WORK TO COMPLETE: Tally how many lines in the material include the word "Peleton", then give that figure by itself.
╭─ INFORMATION PROVIDED
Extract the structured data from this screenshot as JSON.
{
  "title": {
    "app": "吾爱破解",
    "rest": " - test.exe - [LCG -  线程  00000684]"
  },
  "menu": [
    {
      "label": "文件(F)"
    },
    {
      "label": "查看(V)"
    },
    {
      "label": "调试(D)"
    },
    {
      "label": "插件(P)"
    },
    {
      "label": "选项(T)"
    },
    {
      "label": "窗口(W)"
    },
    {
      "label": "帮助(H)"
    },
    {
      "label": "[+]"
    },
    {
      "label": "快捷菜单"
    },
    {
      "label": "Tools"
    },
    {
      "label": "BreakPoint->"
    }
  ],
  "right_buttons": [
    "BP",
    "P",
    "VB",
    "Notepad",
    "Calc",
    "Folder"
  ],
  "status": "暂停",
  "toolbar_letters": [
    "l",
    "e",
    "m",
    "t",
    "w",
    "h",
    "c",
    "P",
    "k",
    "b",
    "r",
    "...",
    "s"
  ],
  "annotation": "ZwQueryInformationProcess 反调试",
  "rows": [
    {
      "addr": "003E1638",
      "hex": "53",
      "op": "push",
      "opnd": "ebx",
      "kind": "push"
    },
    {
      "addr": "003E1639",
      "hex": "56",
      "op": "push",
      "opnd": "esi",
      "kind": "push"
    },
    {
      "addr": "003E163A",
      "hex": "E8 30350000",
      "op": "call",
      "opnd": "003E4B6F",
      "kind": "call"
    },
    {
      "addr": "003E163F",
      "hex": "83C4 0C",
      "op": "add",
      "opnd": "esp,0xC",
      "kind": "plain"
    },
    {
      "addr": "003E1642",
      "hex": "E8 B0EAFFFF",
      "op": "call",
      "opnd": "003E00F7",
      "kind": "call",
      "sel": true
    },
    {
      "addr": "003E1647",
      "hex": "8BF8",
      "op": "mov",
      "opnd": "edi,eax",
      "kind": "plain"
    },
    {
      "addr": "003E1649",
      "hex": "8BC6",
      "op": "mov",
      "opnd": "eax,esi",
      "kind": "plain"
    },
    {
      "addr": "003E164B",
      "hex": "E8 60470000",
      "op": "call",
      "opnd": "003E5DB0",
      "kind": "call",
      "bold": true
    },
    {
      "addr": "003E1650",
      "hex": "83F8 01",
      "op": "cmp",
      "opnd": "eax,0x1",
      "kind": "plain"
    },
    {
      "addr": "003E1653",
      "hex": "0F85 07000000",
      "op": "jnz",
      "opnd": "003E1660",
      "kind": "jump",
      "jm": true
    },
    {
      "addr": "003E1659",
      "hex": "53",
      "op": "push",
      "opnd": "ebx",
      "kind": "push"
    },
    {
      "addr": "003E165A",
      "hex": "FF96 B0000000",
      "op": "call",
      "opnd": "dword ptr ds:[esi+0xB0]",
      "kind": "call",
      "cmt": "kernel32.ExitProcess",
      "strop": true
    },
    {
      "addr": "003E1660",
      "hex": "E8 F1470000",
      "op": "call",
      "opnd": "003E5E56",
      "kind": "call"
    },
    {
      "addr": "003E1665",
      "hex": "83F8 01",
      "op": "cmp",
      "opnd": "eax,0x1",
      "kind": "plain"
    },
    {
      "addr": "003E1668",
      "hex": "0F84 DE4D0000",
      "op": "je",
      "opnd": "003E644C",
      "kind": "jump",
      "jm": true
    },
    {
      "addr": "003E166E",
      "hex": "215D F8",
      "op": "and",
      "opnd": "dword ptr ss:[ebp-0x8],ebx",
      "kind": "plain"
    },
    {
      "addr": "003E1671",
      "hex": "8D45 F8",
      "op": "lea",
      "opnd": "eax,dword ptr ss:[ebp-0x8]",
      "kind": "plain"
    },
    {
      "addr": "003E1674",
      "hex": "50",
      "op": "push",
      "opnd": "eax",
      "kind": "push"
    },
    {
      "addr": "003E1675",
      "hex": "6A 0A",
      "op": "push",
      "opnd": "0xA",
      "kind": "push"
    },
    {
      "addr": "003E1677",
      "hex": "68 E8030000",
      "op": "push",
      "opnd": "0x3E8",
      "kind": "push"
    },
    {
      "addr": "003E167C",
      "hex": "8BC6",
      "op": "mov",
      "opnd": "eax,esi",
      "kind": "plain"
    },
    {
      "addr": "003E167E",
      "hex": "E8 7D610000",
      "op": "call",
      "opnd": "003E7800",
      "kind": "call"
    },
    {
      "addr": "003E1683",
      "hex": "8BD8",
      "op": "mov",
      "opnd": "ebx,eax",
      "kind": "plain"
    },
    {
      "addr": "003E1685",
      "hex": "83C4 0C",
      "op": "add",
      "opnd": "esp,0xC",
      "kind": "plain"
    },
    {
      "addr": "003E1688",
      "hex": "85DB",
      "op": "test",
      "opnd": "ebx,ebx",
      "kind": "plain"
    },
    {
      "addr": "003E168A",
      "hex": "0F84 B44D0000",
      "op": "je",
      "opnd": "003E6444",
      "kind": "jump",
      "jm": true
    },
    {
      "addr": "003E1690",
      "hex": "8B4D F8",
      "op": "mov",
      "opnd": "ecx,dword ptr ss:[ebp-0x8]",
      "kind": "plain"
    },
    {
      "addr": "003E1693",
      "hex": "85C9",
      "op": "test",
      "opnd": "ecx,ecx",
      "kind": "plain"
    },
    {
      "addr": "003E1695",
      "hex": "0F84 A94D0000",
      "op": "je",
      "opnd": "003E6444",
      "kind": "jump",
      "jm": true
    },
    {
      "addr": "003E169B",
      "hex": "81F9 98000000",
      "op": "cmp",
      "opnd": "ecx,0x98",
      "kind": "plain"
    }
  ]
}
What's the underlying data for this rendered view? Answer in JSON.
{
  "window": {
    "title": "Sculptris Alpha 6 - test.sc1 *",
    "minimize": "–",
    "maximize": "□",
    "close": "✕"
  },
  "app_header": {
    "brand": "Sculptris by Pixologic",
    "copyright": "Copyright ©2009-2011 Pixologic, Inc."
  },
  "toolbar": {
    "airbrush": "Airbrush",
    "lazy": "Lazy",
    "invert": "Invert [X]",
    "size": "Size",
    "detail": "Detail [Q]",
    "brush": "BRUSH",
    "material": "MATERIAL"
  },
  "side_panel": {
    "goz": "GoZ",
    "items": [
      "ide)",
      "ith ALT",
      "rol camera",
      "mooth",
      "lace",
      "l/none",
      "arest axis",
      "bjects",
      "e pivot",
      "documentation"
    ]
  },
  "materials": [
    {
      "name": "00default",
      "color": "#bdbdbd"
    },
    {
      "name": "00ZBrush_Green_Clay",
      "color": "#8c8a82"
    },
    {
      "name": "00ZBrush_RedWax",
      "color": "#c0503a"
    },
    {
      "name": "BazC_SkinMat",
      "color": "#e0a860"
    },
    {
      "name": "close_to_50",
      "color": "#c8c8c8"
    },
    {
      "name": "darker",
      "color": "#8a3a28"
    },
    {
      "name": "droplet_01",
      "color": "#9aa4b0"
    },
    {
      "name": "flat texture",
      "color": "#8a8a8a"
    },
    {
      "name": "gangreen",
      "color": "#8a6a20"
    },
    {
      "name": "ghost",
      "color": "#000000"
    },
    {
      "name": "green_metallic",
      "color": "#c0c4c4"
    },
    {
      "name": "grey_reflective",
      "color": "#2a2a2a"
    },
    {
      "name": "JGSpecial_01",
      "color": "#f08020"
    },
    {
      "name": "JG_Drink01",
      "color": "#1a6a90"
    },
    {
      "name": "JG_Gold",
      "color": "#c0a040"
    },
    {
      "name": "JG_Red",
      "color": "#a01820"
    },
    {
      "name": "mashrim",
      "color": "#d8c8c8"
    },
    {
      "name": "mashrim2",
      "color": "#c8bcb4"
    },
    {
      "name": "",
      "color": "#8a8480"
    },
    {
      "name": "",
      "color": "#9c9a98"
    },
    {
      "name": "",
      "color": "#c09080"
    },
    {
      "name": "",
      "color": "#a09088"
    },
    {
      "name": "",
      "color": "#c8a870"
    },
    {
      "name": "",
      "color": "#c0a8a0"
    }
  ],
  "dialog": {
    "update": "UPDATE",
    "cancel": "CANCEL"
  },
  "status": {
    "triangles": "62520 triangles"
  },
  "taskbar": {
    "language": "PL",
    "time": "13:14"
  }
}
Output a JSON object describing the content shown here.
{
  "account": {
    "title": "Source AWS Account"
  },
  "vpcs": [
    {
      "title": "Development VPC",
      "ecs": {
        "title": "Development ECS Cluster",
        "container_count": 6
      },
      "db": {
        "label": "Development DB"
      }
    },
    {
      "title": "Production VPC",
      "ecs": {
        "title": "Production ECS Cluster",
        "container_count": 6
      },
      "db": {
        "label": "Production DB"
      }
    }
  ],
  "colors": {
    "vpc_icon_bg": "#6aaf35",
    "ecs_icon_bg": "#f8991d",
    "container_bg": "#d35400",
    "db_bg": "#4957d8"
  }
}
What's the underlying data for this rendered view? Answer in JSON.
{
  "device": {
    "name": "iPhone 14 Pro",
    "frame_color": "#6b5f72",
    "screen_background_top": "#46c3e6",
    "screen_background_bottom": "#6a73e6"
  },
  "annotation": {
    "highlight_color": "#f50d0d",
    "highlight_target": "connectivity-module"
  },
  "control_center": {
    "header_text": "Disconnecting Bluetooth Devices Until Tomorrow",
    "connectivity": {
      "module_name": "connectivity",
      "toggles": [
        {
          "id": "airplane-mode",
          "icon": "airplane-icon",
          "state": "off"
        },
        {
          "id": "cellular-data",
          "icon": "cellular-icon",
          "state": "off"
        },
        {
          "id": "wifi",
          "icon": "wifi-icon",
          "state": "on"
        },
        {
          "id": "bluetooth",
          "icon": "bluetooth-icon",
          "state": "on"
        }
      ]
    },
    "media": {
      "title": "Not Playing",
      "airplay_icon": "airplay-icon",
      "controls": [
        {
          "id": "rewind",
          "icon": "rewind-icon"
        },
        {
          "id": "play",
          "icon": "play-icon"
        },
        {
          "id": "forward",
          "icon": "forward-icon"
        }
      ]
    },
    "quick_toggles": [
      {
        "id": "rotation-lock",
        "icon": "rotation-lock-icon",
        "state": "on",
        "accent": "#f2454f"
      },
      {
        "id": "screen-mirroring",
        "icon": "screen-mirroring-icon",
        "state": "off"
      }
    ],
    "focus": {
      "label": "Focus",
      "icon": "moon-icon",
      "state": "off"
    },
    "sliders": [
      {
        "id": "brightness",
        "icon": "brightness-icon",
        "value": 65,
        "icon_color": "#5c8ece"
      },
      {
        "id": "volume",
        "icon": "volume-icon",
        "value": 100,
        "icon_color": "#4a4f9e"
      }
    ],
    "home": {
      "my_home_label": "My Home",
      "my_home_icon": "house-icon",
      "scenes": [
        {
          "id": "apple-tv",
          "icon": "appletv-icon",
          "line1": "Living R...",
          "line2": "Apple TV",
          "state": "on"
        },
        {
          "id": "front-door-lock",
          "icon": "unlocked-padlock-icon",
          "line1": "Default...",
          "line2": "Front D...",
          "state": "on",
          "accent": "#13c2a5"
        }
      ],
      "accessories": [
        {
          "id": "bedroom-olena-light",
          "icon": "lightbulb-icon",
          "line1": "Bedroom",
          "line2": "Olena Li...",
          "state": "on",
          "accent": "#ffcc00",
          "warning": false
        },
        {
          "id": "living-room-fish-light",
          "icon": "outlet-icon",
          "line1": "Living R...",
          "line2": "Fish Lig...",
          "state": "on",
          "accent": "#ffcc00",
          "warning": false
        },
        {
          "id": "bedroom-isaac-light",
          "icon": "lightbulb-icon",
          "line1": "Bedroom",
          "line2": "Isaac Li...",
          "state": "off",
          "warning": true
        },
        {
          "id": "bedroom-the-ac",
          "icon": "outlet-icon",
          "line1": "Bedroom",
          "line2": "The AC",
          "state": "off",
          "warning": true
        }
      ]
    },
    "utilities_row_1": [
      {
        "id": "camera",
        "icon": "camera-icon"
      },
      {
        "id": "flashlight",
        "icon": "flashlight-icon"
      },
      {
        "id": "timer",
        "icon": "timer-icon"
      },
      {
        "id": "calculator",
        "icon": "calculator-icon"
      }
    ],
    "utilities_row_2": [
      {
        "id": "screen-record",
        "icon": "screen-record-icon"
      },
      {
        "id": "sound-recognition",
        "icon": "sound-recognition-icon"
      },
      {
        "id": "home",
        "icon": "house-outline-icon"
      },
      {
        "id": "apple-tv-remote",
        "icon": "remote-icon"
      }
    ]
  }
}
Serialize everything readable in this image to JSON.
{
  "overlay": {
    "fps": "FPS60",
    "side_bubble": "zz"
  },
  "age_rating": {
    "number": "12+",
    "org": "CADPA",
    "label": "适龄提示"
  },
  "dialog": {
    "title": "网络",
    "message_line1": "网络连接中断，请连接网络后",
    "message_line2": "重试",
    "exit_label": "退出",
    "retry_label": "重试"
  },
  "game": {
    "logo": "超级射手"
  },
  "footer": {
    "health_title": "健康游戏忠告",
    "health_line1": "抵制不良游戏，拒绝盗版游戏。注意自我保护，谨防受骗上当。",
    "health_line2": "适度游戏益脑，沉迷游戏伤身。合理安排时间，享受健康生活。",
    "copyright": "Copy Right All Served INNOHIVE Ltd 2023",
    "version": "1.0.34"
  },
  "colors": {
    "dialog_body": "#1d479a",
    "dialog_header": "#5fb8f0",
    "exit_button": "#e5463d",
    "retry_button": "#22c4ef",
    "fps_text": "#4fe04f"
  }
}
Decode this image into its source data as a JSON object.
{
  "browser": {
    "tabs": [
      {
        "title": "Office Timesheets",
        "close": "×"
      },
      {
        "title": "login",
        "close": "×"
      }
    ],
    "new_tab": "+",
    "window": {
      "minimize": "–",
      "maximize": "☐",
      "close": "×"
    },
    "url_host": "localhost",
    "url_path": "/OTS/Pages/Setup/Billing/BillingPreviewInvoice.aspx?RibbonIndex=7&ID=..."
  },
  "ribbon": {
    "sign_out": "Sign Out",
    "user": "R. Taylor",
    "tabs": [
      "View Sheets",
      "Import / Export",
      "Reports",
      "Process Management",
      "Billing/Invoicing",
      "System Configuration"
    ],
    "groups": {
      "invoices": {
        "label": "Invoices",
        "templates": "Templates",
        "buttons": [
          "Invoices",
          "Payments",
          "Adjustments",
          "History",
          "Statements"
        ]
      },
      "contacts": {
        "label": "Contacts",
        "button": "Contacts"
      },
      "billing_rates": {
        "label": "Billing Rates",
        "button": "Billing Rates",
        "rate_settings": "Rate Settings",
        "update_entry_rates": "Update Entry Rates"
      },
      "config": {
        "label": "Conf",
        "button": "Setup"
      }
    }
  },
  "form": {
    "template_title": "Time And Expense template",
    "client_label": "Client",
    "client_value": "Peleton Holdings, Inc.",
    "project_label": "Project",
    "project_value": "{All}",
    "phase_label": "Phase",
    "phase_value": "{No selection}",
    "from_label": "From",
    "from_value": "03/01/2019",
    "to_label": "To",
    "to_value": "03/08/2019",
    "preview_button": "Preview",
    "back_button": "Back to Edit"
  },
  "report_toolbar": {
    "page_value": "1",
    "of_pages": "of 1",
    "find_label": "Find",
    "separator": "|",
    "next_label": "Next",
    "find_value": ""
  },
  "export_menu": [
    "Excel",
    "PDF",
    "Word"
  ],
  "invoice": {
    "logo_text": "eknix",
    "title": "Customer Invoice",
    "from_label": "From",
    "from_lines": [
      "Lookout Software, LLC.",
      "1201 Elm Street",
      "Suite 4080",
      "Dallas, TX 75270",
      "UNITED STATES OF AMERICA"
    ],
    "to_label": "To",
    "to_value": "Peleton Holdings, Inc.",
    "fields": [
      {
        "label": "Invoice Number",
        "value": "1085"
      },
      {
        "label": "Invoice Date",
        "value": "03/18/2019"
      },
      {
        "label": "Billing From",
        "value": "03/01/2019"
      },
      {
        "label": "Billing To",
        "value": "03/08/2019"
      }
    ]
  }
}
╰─
EXERCISE RESULT: 2